We pushed off from the shoreline, emptied our BCs and dropped to the riverbed, where a plaque thoughtfully provides information about the vessel. The further we swam from shore, the more the current picked up.
When the Connie was in our sights we lifted off the bottom, riding the current on the port side. We whizzed past the deck planks and the timber structure of the hull along with a fleeting fish or two and, all too fast, reached the stern.
A large group of walleye were hanging out in the sandy shallows, and as I watched them swim against the current, a grumpy-faced pike darted out of nowhere. It lunged in for the kill, the walleye scattering quickly – too quickly.
I looked at my buddies and had to snicker into my regulator – better luck finding lunch elsewhere, Mr Pike.

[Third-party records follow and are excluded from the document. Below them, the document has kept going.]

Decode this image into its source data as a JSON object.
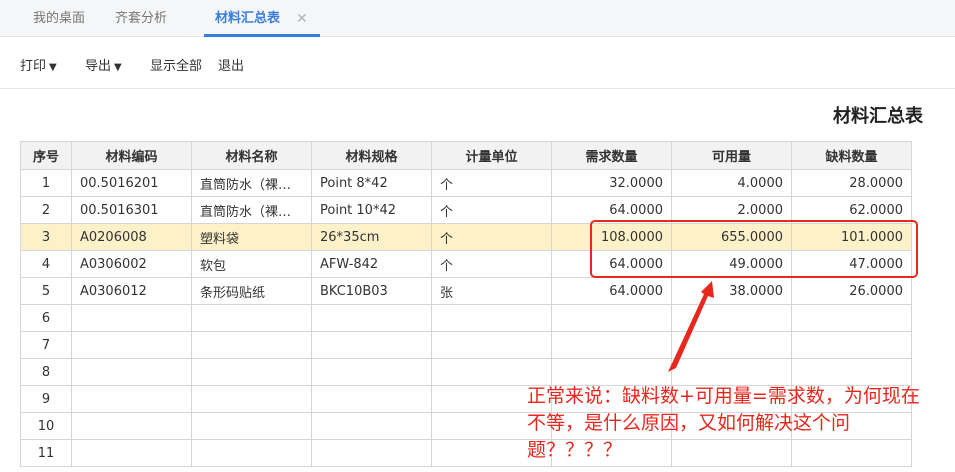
{
  "tabs": [
    {
      "label": "我的桌面"
    },
    {
      "label": "齐套分析"
    },
    {
      "label": "材料汇总表",
      "close": "✕"
    }
  ],
  "toolbar": {
    "print": "打印",
    "export": "导出",
    "show_all": "显示全部",
    "exit": "退出"
  },
  "report_title": "材料汇总表",
  "table": {
    "headers": [
      "序号",
      "材料编码",
      "材料名称",
      "材料规格",
      "计量单位",
      "需求数量",
      "可用量",
      "缺料数量"
    ],
    "rows": [
      [
        "1",
        "00.5016201",
        "直筒防水（裸…",
        "Point 8*42",
        "个",
        "32.0000",
        "4.0000",
        "28.0000"
      ],
      [
        "2",
        "00.5016301",
        "直筒防水（裸…",
        "Point 10*42",
        "个",
        "64.0000",
        "2.0000",
        "62.0000"
      ],
      [
        "3",
        "A0206008",
        "塑料袋",
        "26*35cm",
        "个",
        "108.0000",
        "655.0000",
        "101.0000"
      ],
      [
        "4",
        "A0306002",
        "软包",
        "AFW-842",
        "个",
        "64.0000",
        "49.0000",
        "47.0000"
      ],
      [
        "5",
        "A0306012",
        "条形码贴纸",
        "BKC10B03",
        "张",
        "64.0000",
        "38.0000",
        "26.0000"
      ],
      [
        "6",
        "",
        "",
        "",
        "",
        "",
        "",
        ""
      ],
      [
        "7",
        "",
        "",
        "",
        "",
        "",
        "",
        ""
      ],
      [
        "8",
        "",
        "",
        "",
        "",
        "",
        "",
        ""
      ],
      [
        "9",
        "",
        "",
        "",
        "",
        "",
        "",
        ""
      ],
      [
        "10",
        "",
        "",
        "",
        "",
        "",
        "",
        ""
      ],
      [
        "11",
        "",
        "",
        "",
        "",
        "",
        "",
        ""
      ]
    ],
    "highlighted_row": 3
  },
  "annotation": {
    "text": "正常来说：缺料数+可用量=需求数，为何现在不等，是什么原因，又如何解决这个问题？？？？",
    "color": "#e8281e"
  },
  "colors": {
    "accent": "#3b7ddd",
    "highlight_row": "#fcf1c8",
    "annotation_red": "#e8281e"
  }
}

Gear and prop on the Conestoga wreck.
After this Blue Planet sideshow, I returned my attention to the rear of the Conestoga, where the massive four-bladed propeller was a sight for sore eyes.

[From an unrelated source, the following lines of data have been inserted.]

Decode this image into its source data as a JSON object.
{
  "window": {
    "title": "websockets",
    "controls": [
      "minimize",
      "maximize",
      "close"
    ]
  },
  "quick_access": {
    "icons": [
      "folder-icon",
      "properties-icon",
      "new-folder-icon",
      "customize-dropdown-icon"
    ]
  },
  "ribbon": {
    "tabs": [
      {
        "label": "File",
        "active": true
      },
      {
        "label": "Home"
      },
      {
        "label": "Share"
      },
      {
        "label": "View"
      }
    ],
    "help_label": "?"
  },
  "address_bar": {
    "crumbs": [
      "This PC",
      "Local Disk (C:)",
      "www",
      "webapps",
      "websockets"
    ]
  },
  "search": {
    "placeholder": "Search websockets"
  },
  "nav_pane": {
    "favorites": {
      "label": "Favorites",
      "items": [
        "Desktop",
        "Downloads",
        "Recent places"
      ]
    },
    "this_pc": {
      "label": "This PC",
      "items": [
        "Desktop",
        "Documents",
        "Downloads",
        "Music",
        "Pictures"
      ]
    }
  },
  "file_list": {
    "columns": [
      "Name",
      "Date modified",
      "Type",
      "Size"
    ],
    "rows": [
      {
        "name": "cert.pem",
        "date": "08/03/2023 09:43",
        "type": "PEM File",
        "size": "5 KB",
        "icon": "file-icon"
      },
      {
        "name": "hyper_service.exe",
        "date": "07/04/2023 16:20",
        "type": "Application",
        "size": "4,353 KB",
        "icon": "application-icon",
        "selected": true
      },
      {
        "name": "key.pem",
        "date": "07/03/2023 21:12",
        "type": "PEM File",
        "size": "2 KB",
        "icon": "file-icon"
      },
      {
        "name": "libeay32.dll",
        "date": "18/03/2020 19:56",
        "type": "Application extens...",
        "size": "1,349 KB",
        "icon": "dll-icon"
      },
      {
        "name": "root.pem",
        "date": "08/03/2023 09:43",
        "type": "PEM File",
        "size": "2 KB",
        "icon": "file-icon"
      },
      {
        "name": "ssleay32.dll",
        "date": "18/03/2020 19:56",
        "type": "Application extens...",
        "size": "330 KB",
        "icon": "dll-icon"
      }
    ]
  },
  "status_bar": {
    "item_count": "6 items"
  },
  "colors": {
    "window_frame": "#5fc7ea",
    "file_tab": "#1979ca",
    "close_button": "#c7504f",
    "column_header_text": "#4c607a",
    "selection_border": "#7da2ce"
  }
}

It was far the most interesting part of the ship, so I indulged in some photo opps while my buddies poked around.
Along the starboard side of the wreck we found a long metal chain placed to help divers pull themselves against the current and explore the boat a second and third time. Hand over hand, I turned my mask into the flow and inched my way upriver – a slow, gruelling process.
Back at the bow we went for round two, this time dropping inside the Connie.
The inner hull offered protection from the current and made it much easier to photograph and move around.
I spotted huge chain-links and a large windlass in the hull but, making our way through the zebra mussel-clogged shallows, I also got to see the massive boilers, winches, engine, deck fittings and other miscellaneous artefacts.
Exploring the wreck of the Robert Gaskin.
The 1863-vintage Robert Gaskin was to be the last stop on our Brockville diving adventure. After repeated sinkings and salvages, her final fate came in 1889.
We joined a local boat charter this time, because the wreck lies slightly out of reach for shore-divers.
After multiple dives in the area, we had our scuba routine down to a tee, and it didn’t take us long to prep for the dive.
We stepped into the water and made sure to grab the anchorline. Down it we went, battling strong surface current that lessened at depth.
Touching down at 18m, we got our first look at the wooden barge. Resting on a firm bottom, the wreck was about 35m long and the hull far more intact than the Rothesay’s had been.
We drifted over the deck, and could see the picturesque wooden railing and large timbers making up the framework.
I love diving shipwrecks, but the Gaskin was an eerie sight against the ghostly green freshwater backdrop. Towards the stern its condition seemed to deteriorate substantially, and I was surprised how few fish could be seen.
The previous two wrecks had been fish magnets – tails and scales had seemed to flutter everywhere.
Back at the bow, by far the most spectacular part of this wreck, we checked out a large hole in the hull and a rusty anchor.
Unlike on the other shallow shipwrecks, our time on the Gaskin had passed far more quickly than we had hoped. Before I knew it, it was time to ascend.